▸ TASK GOAL:
What lines of the data below include the word "screenshot"? Report them by copying each.

INFORMATION SUPPLIED START

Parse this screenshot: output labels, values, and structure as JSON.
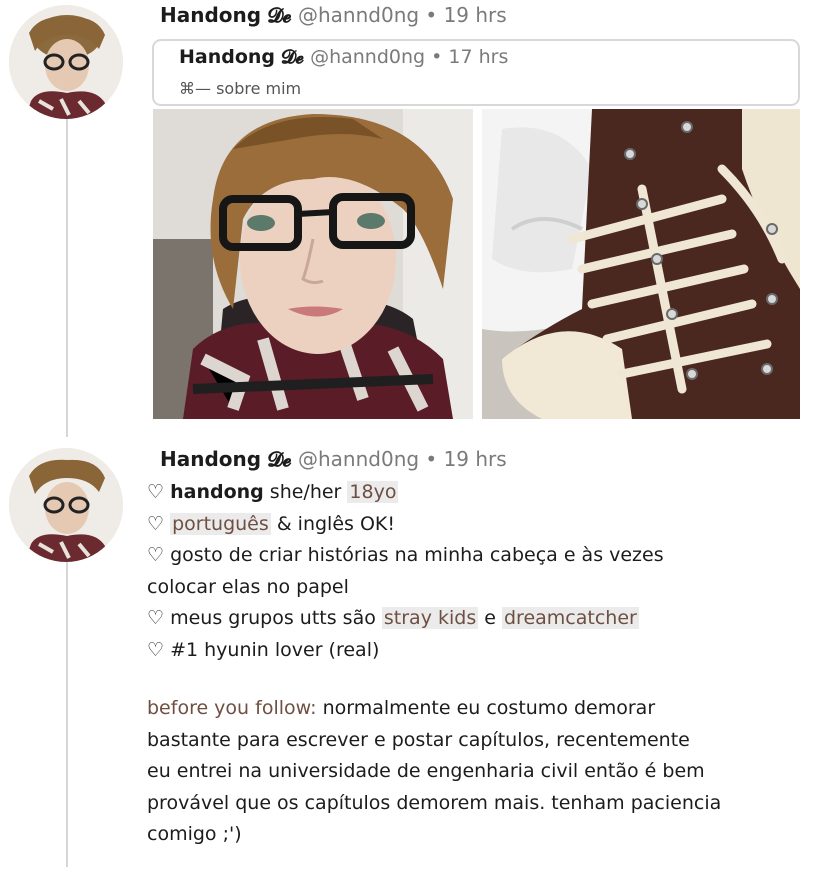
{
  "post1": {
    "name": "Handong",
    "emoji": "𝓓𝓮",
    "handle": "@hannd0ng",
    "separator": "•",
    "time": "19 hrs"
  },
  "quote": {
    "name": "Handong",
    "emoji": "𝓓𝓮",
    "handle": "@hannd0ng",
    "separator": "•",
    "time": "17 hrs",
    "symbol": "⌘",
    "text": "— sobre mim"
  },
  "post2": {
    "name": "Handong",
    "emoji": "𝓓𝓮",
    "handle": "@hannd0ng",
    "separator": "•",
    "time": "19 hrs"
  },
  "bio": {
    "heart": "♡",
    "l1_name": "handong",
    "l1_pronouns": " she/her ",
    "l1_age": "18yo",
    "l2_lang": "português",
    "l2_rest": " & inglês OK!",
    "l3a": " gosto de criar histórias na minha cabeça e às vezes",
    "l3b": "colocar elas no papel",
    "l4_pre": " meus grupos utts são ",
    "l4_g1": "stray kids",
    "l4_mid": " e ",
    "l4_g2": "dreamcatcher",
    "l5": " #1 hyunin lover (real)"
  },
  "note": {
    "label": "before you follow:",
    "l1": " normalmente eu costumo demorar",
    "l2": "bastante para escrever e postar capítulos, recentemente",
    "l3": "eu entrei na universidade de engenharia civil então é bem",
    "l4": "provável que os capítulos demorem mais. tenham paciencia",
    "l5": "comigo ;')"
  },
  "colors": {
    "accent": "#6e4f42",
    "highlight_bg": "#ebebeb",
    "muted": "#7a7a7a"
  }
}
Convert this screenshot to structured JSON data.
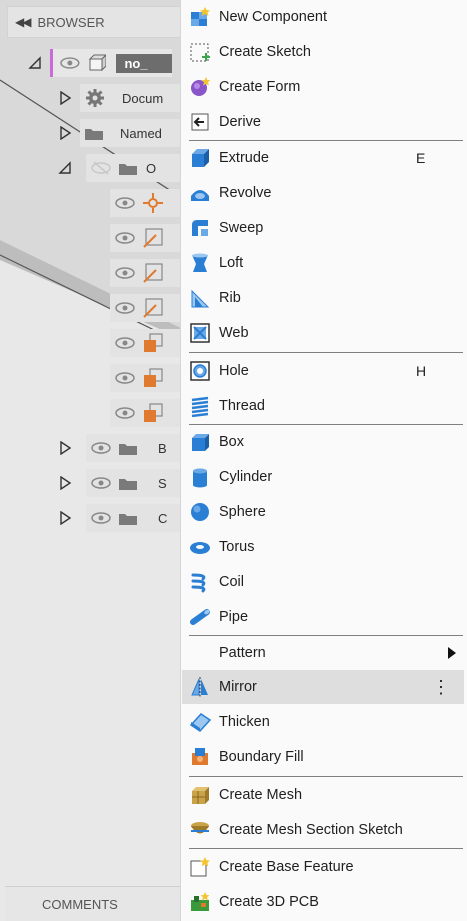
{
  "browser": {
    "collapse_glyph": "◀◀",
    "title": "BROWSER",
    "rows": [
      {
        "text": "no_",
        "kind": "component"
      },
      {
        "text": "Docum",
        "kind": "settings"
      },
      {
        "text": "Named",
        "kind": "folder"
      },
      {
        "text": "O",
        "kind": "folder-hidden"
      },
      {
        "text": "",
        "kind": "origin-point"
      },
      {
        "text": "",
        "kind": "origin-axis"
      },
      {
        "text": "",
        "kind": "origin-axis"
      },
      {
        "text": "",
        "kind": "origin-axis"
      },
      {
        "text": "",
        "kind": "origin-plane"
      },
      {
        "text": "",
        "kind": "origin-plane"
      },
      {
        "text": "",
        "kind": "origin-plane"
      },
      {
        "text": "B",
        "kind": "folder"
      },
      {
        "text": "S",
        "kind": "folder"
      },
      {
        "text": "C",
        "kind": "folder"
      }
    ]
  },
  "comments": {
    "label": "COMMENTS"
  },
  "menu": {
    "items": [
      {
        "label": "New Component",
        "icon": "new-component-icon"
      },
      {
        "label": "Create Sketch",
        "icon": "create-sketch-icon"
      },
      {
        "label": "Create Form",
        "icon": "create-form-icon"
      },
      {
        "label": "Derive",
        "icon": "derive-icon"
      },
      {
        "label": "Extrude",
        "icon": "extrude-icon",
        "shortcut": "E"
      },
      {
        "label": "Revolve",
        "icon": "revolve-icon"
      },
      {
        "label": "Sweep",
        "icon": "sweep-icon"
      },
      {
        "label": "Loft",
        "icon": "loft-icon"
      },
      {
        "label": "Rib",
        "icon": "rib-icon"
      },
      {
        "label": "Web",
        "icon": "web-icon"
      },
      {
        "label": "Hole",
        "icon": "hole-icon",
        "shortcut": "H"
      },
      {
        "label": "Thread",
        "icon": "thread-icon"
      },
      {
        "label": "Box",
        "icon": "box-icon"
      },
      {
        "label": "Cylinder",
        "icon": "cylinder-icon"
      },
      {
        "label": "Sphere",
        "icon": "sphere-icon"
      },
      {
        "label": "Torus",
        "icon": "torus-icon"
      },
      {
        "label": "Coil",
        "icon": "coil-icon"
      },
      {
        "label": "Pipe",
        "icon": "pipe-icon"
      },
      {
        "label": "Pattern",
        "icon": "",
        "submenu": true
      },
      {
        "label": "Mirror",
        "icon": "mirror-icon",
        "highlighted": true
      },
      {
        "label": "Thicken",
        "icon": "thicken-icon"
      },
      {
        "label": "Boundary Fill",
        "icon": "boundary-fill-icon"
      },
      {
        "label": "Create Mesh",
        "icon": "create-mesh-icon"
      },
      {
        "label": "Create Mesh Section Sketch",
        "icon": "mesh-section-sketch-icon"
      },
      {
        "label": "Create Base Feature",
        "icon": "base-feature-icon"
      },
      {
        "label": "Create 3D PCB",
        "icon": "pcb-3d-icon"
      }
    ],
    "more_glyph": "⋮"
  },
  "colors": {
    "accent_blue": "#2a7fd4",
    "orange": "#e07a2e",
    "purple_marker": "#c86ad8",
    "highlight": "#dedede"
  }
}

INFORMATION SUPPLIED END

▸ ANSWER AREA:
Parse this screenshot: output labels, values, and structure as JSON.
Convert this screenshot to structured JSON data.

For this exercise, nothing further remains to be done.